Earlier this month, a new mother made headlines after unexpectedly giving birth to a bouncing baby girl on board a Los Angeles-bound China Airlines flight, some 30,000 feet in the air.
The pregnant Taiwanese woman, who was reportedly eight weeks away from her due date, was traveling from Taipei to Los Angeles when her water broke. The passenger was six hours into the 19-hour flight across the Pacific, and although the pilot diverted the plane, the crew members had to request assistance from passengers.
Fortunately, a doctor who happened to be on board delivered the baby girl 30 minutes before the landing. However, as soon as the plane landed in Anchorage, Alaska, U.S. authorities immediately took the newborn away from her mother.

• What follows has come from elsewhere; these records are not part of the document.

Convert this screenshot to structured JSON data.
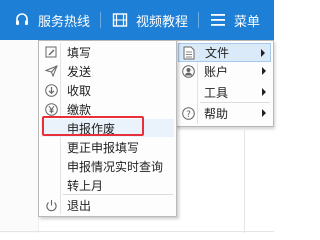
{
  "topbar": {
    "service_label": "服务热线",
    "video_label": "视频教程",
    "menu_label": "菜单",
    "bg_color": "#1e7fd6"
  },
  "main_menu": {
    "items": [
      {
        "label": "文件",
        "icon": "file-icon",
        "has_submenu": true,
        "active": true
      },
      {
        "label": "账户",
        "icon": "user-icon",
        "has_submenu": true
      },
      {
        "label": "工具",
        "icon": "",
        "has_submenu": true
      },
      {
        "label": "帮助",
        "icon": "help-icon",
        "has_submenu": true
      }
    ]
  },
  "file_submenu": {
    "items": [
      {
        "label": "填写",
        "icon": "edit-icon"
      },
      {
        "label": "发送",
        "icon": "send-icon"
      },
      {
        "label": "收取",
        "icon": "download-icon"
      },
      {
        "label": "缴款",
        "icon": "yen-icon"
      },
      {
        "label": "申报作废",
        "icon": "",
        "highlighted": true
      },
      {
        "label": "更正申报填写",
        "icon": ""
      },
      {
        "label": "申报情况实时查询",
        "icon": ""
      },
      {
        "label": "转上月",
        "icon": ""
      },
      {
        "label": "退出",
        "icon": "power-icon"
      }
    ],
    "highlight_color": "#e8303a"
  }
}
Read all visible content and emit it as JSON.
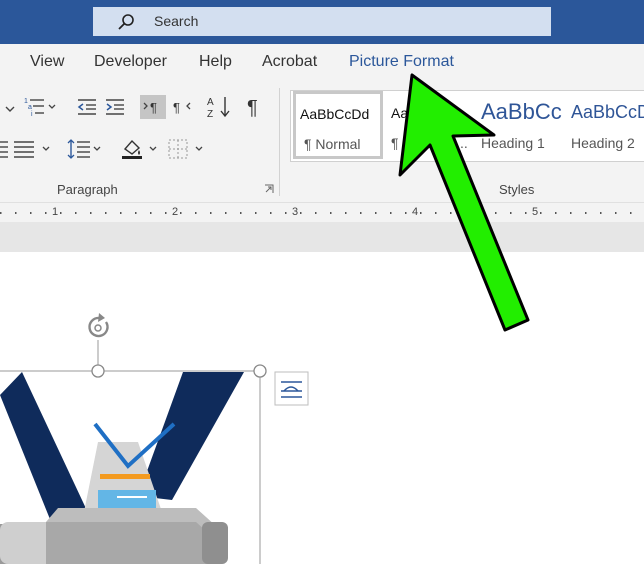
{
  "titlebar": {
    "search_label": "Search"
  },
  "tabs": [
    {
      "label": "View"
    },
    {
      "label": "Developer"
    },
    {
      "label": "Help"
    },
    {
      "label": "Acrobat"
    },
    {
      "label": "Picture Format"
    }
  ],
  "paragraph_group": {
    "label": "Paragraph"
  },
  "styles_group": {
    "label": "Styles",
    "items": [
      {
        "preview": "AaBbCcDd",
        "name": "¶ Normal"
      },
      {
        "preview": "AaBbCcDd",
        "name": "¶ No Spac..."
      },
      {
        "preview": "AaBbCc",
        "name": "Heading 1"
      },
      {
        "preview": "AaBbCcD",
        "name": "Heading 2"
      }
    ]
  },
  "ruler": {
    "numbers": [
      "1",
      "2",
      "3",
      "4",
      "5"
    ]
  },
  "colors": {
    "title_bar": "#2b579a",
    "active_tab": "#2b579a",
    "arrow": "#22ee00",
    "heading_blue": "#2f5597"
  },
  "icons": [
    "search-icon",
    "pointing-arrow-icon",
    "rotate-handle-icon",
    "layout-options-icon"
  ]
}
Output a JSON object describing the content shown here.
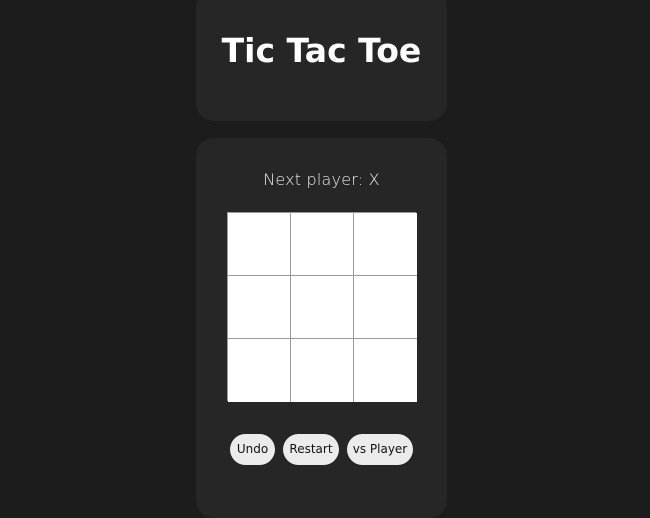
{
  "header": {
    "title": "Tic Tac Toe"
  },
  "game": {
    "status": "Next player: X",
    "board": [
      "",
      "",
      "",
      "",
      "",
      "",
      "",
      "",
      ""
    ]
  },
  "controls": {
    "undo_label": "Undo",
    "restart_label": "Restart",
    "mode_label": "vs Player"
  },
  "colors": {
    "page_background": "#1c1c1c",
    "card_background": "#262626",
    "board_background": "#ffffff",
    "grid_lines": "#9a9a9a",
    "button_background": "#ebebeb",
    "title_text": "#ffffff"
  }
}
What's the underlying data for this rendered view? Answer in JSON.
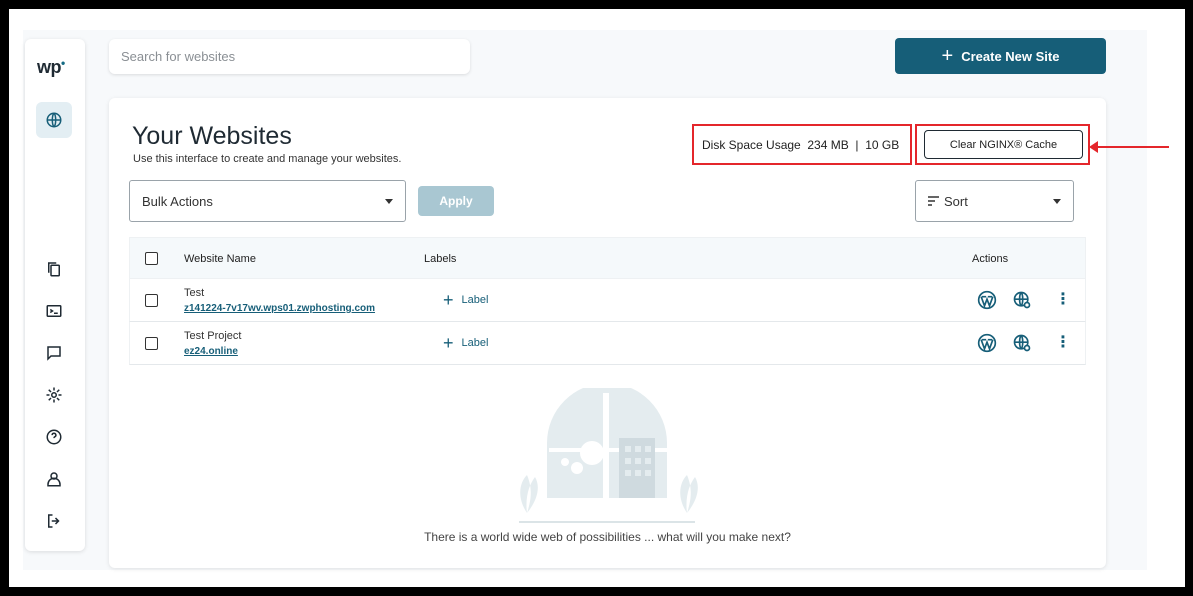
{
  "app": {
    "logo": "wp"
  },
  "search": {
    "placeholder": "Search for websites"
  },
  "header": {
    "create_label": "Create New Site"
  },
  "main": {
    "title": "Your Websites",
    "subtitle": "Use this interface to create and manage your websites.",
    "disk_usage": "Disk Space Usage  234 MB  |  10 GB",
    "clear_cache_label": "Clear NGINX® Cache",
    "bulk_actions": "Bulk Actions",
    "apply_label": "Apply",
    "sort_label": "Sort"
  },
  "table": {
    "columns": [
      "Website Name",
      "Labels",
      "Actions"
    ],
    "rows": [
      {
        "name": "Test",
        "url": "z141224-7v17wv.wps01.zwphosting.com",
        "label_action": "Label"
      },
      {
        "name": "Test Project",
        "url": "ez24.online",
        "label_action": "Label"
      }
    ]
  },
  "empty_state": {
    "message": "There is a world wide web of possibilities ... what will you make next?"
  },
  "colors": {
    "brand": "#165e78",
    "annotation": "#e4262b",
    "apply_disabled": "#a9c7d2"
  },
  "icons": {
    "sidebar": [
      "globe-icon",
      "pages-icon",
      "terminal-icon",
      "chat-icon",
      "gear-icon",
      "help-icon",
      "user-icon",
      "logout-icon"
    ],
    "row_actions": [
      "wordpress-icon",
      "globe-settings-icon",
      "kebab-menu-icon"
    ]
  }
}
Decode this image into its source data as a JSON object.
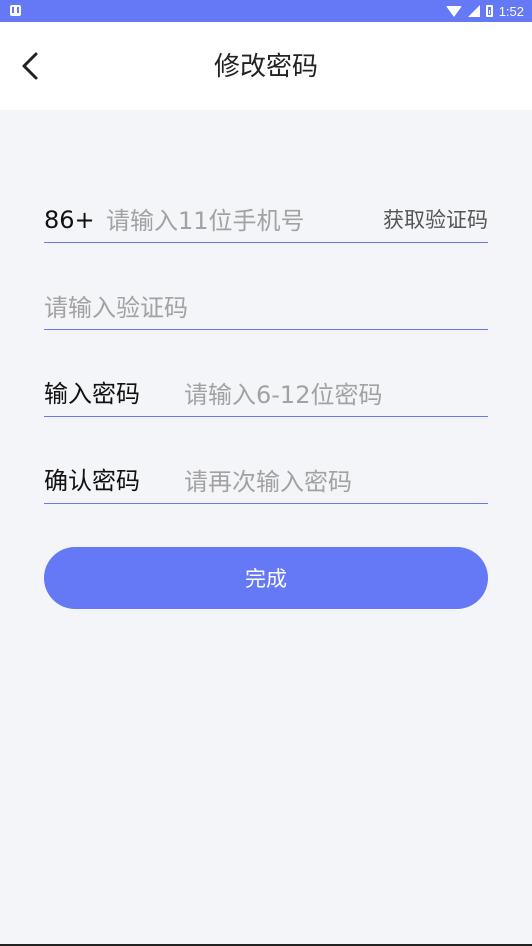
{
  "status_bar": {
    "time": "1:52"
  },
  "header": {
    "title": "修改密码"
  },
  "form": {
    "country_code": "86+",
    "phone_placeholder": "请输入11位手机号",
    "get_code_label": "获取验证码",
    "code_placeholder": "请输入验证码",
    "password_label": "输入密码",
    "password_placeholder": "请输入6-12位密码",
    "confirm_label": "确认密码",
    "confirm_placeholder": "请再次输入密码",
    "submit_label": "完成"
  },
  "colors": {
    "accent": "#6578f6",
    "background": "#f4f5f8"
  }
}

The woman – identified only by her surname Jian – was deported from the country. It is also likely that she will have to pay for the cost of diverting the flight to Alaska, which could be millions of Taiwanese dollars, according to Shanghaist.
“Compensation (to the airline) will likely be inevitable,” said Taiwan's Transportation Minister Chen Jian-yu.
Wondering how someone could be so cruel as to separate a mother from her newborn daughter? Well, there’s more to the story. Although the incident was initially reported as “miraculous” and “incredible,” the entire thing has since taken a dark twist.
Lucienne Chen, a former flight attendant with the China Airlines, took to Facebook to provide her account of the incident with information provided from the on-board cabin crew. As it turns out, Jian allegedly failed to inform staff that she was 36 weeks pregnant when she boarded the long-haul flight. As Taiwan’s aviation regulations dictate, expectant mother over 32 weeks require a doctor’s note to travel.
The lengthy social media post also claims that when the woman went into labor, she tried to hold off giving birth while repeatedly asking “Are we in U.S. airspace yet?”
Flight passenger Amira Rajput told ABC News that U.S .Customs and Border Protection agents boarded the plane after it landed in Alaska, requesting to see Jian's passport.
“He told me that this is something foreign women do, to try and deliver overseas for citizenship,” Rajput recalled. “This is a political issue. People die to come to this country.”
Jian’s daughter is now under the care of state authorities in Alaska while she has since been deported by the U.S. immigration authorities and separated from her newborn baby. However, upon returning to Taiwan, she allegedly told the local authorities that her daughter had been granted U.S. citizenship, though Customs and Border Protection officials declined to confirm the reports.
Apparently, people born on planes within 12 miles of the United States' territorial waters are eligible for U.S. citizenship at birth, according to a technical guidance document published by the State Department. However, instances like these clearly show that people are using this law to their advantage.
Check out flight crew’s viral reaction when the baby was born in the video below: